On the east side of the Row, and at some distance from the little circle, is a Tumulus which has been opened, and on the western side there is another enclosed by two concentric circles of stones, which appears to have been unexplored.

About a mile to the north of this is a large circle of upright stones, with a row of smaller ones running from it in a north easterly direction to the distance of two and an eighth miles, and crossing the Erme, ends at Green Hill in the parish of Lydford.

A smaller circle of upright stones, with a fine row attached, lies on a ridge to the west of Cholwich Town, but from both circle and row some stones have been taken for repairing walls on the adjoining land.

On the southwestern slope of Pen Moor there are two cairns, one of which has a short row of stones connected with it and the other is surrounded by a circle.

There is another cairn towards the eastern end of Staldon ridge. Here it was that, at the time when Napoleon was threatening a landing on the coast, a mason called Jose Hillson took refuge and made his abode among the boulders forming it: hence it is shown as 'Hillson's House' on the Ordnance map.

He was not singular in his fears of the hated Napoleon, for at that time, all the farmers having rights of pasture on the moor, made preparation for driving their cattle on one day, their sheep on another, and their ponies on a third to more distant recesses.

In a letter still existing, written by the Rev. Duke Yonge, Vicar of Cornwood, to his brother in law in Northamptonshire, he speaks of the desirability of sending his wife and certain valuables to him for safety, and suggested that his home would be especially safe as being near the Arsenal of Weedon.

There are substantial remains of a kistvaen, and a circle of stones surrounding it, in the eastern part of Hawns Waste, a few yards from the east side of the wall dividing the Blachford portion from that belonging to Slade, and on other parts of the Moor there are several, some of which have been investigated, while others, still unexamined, give promise of yielding valuable information to the explorer.

On the left bank of a small tributary of the Erme there is a Beehive Hut, about three quarters of a mile from the large circle already mentioned.

Above Yealm Steps on the right bank of the Yealm and on the left bank below, are the remains of smelting houses, known in the west as 'blowing' houses, with their granite moulds, into which the molten tin, obtained from the surrounding Moor by 'streaming', was cast.

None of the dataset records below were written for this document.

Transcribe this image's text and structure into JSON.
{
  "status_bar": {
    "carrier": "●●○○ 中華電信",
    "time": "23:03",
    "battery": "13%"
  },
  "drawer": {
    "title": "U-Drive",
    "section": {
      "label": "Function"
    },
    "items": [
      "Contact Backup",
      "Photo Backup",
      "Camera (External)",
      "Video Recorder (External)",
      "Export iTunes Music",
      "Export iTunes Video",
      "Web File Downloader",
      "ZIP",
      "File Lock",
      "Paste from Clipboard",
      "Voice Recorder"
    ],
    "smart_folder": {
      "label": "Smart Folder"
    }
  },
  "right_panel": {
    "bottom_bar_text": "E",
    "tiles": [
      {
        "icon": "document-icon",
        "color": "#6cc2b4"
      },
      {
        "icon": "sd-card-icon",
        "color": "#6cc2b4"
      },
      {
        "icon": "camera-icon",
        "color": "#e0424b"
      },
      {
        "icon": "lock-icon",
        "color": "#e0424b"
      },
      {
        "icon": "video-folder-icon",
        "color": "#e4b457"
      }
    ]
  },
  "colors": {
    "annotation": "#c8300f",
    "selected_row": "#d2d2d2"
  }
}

There are indications of much low lying land in the valleys having been streamed for tin.

In connection with this subject it is interesting to note that in 1879, while a meadow in the Slade Valley was being drained, an ingot of tin, resembling in shape the moulds mentioned above, was found about three feet under the surface. This was presented by Mr. J. D. Pode, of Slade, to the Athenaeum Museum in Plymouth.

Of crosses, many of which are to be seen on the Moor and neighbouring lands, only the remains of three have been found in the parish. one is now utilized as a gate post in the lane leading to the old home of the Cholwich family, another is in the courtyard of that house, while a third, singularly unfinished at it's back, is used as a gatepost at Hanger, but all these have suffered injury, probably at the hands of those who occupied the adjacent lands.

There are numerous hut circles on the Moor, notably those lying between the Beehive Hut and the large circle already mentioned, and there are a great number enclosed in pounds on the side of a small valley to the east of Yealm Steps.

The earliest instance of human industry to which an approximate date can be put is that of the Fardel Stone. This, like others, the majority of which have been found in Ireland, is considered to be as early as the middle of the 5th century.

It bears on it's face, according to Sir Edward Smirke, deputy warden of the Stannaries, a well known antiquarian, the word Sagranus, or perhaps Sagranvi, and on it's back Fanoni Maqvirini, while other authorities such as Dr. Browne, sometime Professor of Art and Archaeology at Cambridge, afterwards Bishop of Bristol, read very slight variations of these words.

The special interest in this stone lies in the Ogam characters on its edges, which are considered to be equivalent to the Latin inscription.

It may be of interest to mention the theory, supported by Bishop Browne, that the Ogam characters represent finger signs, used by the Druids when communicating with one another in the presence of the uninitiated.

The Rev. Samuel Pearse, of Cadleigh, found it forming part of a culvert over a stream crossing the Ivy Bridge road on it's way to Fardel, and there is an interesting letter from him, dated 25th August, 1860, in which he describes himself as an octogenarian and says that when he was a boy he saw the stone constantly as he passed along the road and puzzled over it.

In later times, in conjunction with Mr. Cotton, of Highlands, founder of the Cotonian Library, he spent many days trying to discover the meaning of the inscription, and though he failed, he succeeded in inducing Captain Pode, of Slade, Lord of the Manor of Fardel, to place it in safety, and ultimately to present it to the British Museum.